While some lawmakers argue the president’s sole control of the nuclear arsenal is unconstitutional, this has not been tested in the courts and all of the current military operating procedures assume he does. And the Pentagon does not require a declaration of war from Congress. Theoretically this is necessary, but the U.S. has not declared war on anyone since the Second World War, not Korea, Vietnam, Grenada, Panama, Afghanistan, Iraq, nor Syria. So, as incredible as it sounds, if Donald Trump decided to nuke Pyongyang he can, and in fact there is a military aide who follows him around 24/7 with a briefcase that is designed to help him do just that in seconds.
Scholars who study the Cuban Missile Crisis almost universally emphasize that in order to successfully navigate a similar emergency, leaders need to slow down events. If you respond with smaller measures in more increments time is gained to better understand what is happening and to find new options. Trump is doing the opposite, leaping forward with each new bellicose tweet, and proving he has no instinct for crisis management. He seems to have learned negotiation tactics from Quentin Tarantino, not Arthur Schlesinger Jr.
Perhaps, we can take a small amount of solace from the hope neither Kim Jong Un nor Trump are irrational. There is a misperception that the North Korean dictator, like his father before him, is mad. This is easy to conclude, when you consider the outrageous statements regularly issued by his government. But there is a consensus among foreign policy experts that this seemingly erratic and bellicose behaviour is calculated to extract as many concessions from the international community as possible. In essence, Pyongyang believes the madman act keeps the outside world off-balance and more willing to just ship them more wheat instead of testing how crazy Kim really is.
READ: Will North Korea attack the U.S.?
The U.S. president is also a rational actor, but one who is following a unique logic. Trump has demonstrated for decades he can always be counted on to act in his own best interest. And he defines best interest as whatever makes him look good. The risk here is that anything that looks like “backing down” will be seen as personal defeat for Trump, something he might try to avoid at all costs (the emphasis on ‘all’).
The great irony here is that the Russians may provide the best solution to a crisis that any previous president would have avoided. They, with China, are proposing a “double freeze” to cool tensions—a pledge by North Korea to stop missile tests in return for the United States halting military exercises. But the only lasting solution to this current crisis, and the others that will inevitably follow, is the removal of Donald Trump. The silver lining in this unnecessary crisis is that it may further erode Trump’s support within the Republican Party, and accelerate efforts to remove him from office.
MORE ABOUT NORTH KOREA:
- Apocalypse Row
- Why we need to start worrying and fear the bomb
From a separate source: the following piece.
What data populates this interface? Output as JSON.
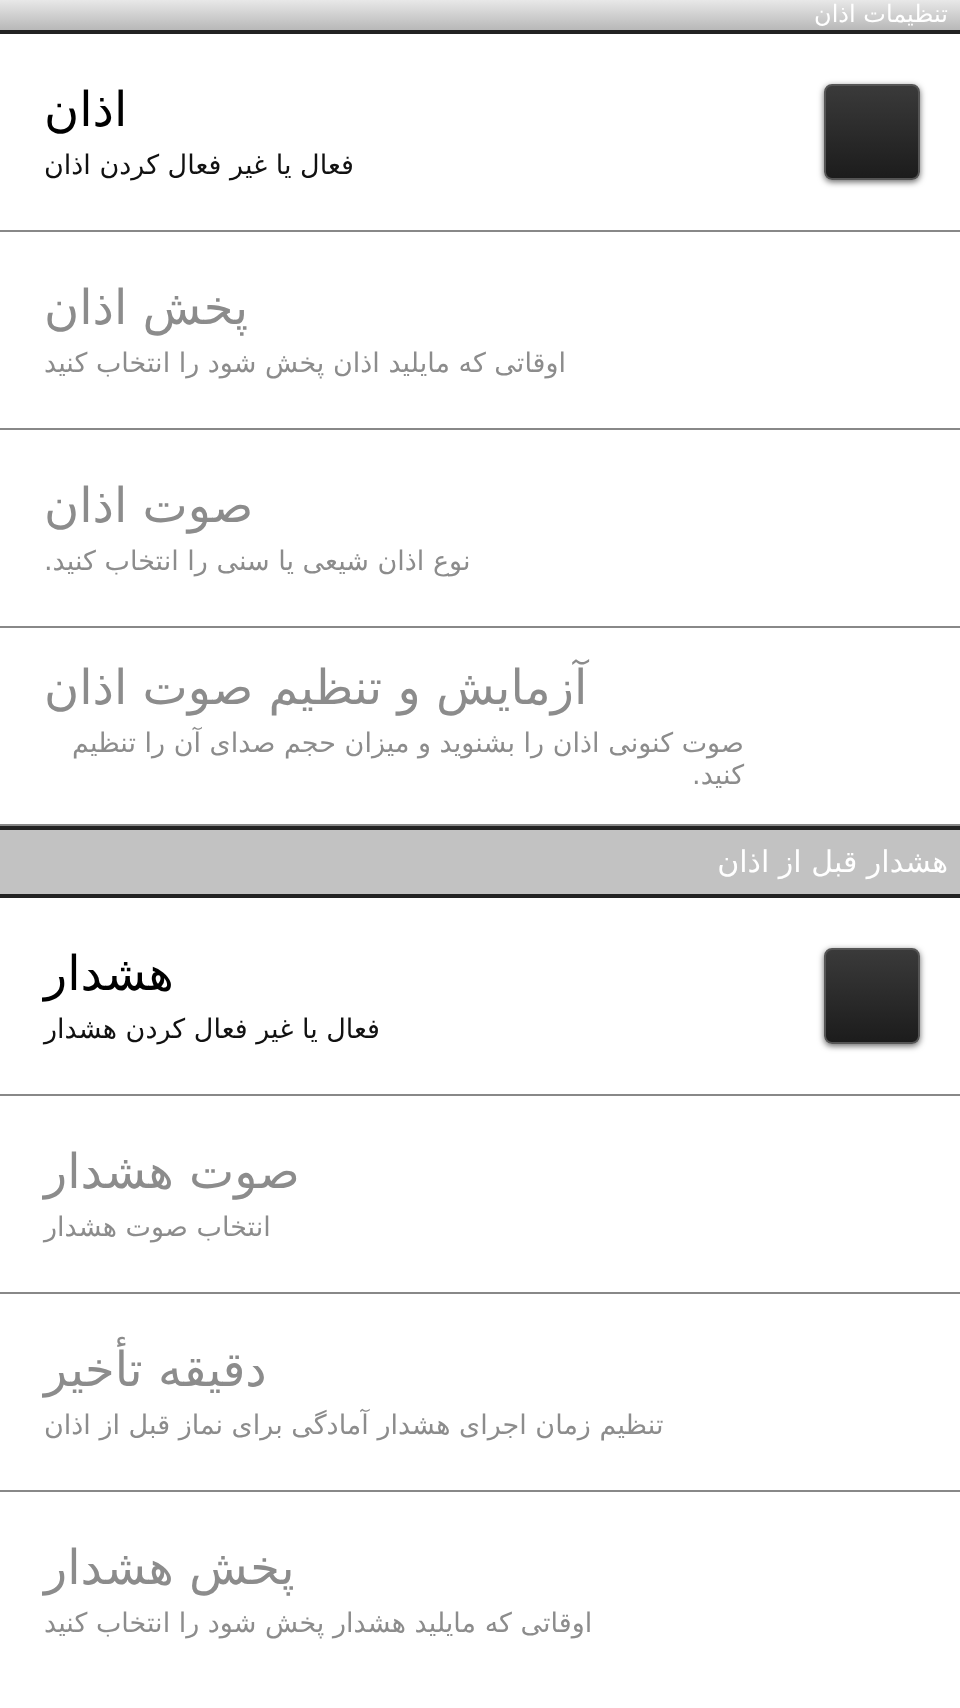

- Trump says ‘military solutions’ to North Korea threat are ‘locked and loaded’
- Trump team de-escalates president’s rhetoric on North Korea
- Will North Korea attack the U.S.?
- How possible is a war between the U.S. and North Korea?
- Trump, North Korea escalate rhetorical tit-for-tat
- North Korea says it has freed Canadian prisoner